Let’s get real – PRSA may have nonprofit status, but they’re true mission is all about the bottom line. If PR is going to emerge from its existential crisis, it will need the help of its trade association, especially as it relates to training the next generation of talent.
The ‘Big Agencies’ – I’m talking to you – the Edelman’s , MSL Group’s, Ketchum’s and Weber’s of the world. The 10-15 biggest agencies with a global presence. My pissed-off-ness with these orgs. is not necessarily about the work that they do; rather it is rooted in the revolving door culture that they have propagated and which has trickled down throughout the industry like a lice outbreak at a daycare.
Turnover in PR is among the worst in all industries, and it’s getting worse as millennials have proven that they’ll leave faster than a woman on a blind date with Mitch McConnell.
The concept of the revolving door profession has gotten so out of hand that I’ve been told by more than one person that surviving more than two years at Edelman New York has roughly the same odds as Roseanne Barr Tweeting something not racist.
Now, all of these agencies will point to their culture, diversity and professional development initiatives to combat my argument.
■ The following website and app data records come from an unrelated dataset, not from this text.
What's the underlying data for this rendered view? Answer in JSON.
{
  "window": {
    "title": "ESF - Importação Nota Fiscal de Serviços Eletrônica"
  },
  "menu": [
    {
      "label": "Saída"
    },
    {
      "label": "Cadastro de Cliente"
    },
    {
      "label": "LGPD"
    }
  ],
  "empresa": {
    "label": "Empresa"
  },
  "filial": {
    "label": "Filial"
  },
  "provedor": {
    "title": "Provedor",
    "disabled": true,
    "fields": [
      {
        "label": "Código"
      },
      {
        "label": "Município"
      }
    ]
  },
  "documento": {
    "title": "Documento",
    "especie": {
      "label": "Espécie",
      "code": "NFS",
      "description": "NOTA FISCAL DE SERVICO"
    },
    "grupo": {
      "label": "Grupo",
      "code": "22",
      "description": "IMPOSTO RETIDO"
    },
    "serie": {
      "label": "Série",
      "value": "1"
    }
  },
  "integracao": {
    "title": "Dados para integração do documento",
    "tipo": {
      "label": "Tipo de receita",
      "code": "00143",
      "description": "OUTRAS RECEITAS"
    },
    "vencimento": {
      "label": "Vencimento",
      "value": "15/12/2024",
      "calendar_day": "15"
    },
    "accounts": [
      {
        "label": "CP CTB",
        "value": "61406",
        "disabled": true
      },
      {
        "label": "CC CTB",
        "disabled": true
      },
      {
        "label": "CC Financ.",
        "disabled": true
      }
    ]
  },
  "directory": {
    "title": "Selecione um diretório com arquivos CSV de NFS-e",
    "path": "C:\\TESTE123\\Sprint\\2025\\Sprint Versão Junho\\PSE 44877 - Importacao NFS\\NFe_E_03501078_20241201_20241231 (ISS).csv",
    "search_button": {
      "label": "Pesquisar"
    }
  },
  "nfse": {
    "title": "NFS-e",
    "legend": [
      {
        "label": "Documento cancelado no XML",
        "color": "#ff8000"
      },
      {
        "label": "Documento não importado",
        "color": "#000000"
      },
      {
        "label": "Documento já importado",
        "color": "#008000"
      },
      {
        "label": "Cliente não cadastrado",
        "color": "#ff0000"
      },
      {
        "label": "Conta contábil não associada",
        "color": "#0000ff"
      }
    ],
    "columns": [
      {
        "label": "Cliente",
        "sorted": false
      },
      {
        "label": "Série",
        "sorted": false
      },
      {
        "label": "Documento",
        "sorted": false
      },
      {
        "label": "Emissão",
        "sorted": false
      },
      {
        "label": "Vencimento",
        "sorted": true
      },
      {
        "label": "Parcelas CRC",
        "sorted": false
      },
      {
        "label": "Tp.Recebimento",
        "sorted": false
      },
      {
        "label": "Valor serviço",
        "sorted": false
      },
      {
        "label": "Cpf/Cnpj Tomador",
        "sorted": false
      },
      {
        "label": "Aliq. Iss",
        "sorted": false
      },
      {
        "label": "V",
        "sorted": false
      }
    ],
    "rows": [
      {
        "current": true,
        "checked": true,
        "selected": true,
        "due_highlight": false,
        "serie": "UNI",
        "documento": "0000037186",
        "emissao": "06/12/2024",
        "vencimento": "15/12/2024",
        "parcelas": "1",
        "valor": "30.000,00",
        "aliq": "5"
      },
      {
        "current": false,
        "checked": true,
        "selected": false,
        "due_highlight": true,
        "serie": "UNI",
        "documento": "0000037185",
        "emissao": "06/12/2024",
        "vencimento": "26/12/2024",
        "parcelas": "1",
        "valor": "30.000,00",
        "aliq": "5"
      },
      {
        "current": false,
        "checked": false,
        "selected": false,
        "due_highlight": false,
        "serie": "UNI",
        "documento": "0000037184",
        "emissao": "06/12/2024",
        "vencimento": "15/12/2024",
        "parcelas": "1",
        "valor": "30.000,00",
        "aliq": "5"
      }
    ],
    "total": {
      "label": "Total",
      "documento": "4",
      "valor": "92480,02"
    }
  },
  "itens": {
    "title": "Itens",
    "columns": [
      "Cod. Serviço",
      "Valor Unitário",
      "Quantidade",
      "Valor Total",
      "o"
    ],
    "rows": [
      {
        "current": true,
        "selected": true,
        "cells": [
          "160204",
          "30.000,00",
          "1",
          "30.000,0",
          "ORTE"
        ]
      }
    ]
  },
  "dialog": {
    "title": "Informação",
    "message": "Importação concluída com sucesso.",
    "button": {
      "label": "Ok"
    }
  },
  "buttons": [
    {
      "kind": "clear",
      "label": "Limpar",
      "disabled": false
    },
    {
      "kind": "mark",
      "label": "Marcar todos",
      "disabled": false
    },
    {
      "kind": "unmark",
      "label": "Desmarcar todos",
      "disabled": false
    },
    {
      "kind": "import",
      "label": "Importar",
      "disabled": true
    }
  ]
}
But if those programs were any good, why do PR pros feel leave big agencies with such haste?
The answer is twofold. For starters, these agencies have never done enough to set expectations with clients, out of the fear of losing the business. The leadership teams, although mostly detached from account work, have built business on overpromising, and then putting the burden on employees to deliver what, in many instances, is not possible to achieve. This not only hurts the client relationship, but it also dissuades employees from believing that their company truly has their back. Thus, the decision to leave is an easy one more often than not.
Finally, those culture, diversity and professional development initiatives previously mentioned are usually one-size-fits all, meaning that if your preference or definition of what those should be differs from what the agency pre-selects, then you are either forced to conform or hit the road.
The future of PR, and my legacy, will require a lot of tough changes that frankly I’m not sure the industry has the chops for. So, unfortunately, I believe I won’t be able to drop my alter ego of Pissed Off Ivy Lee any time soon.
Pissed off Ivy Lee is the emotionally damaged founder of public relations. He is on a mission to reform the PR industry so that his reputation is not tarnished for eternity.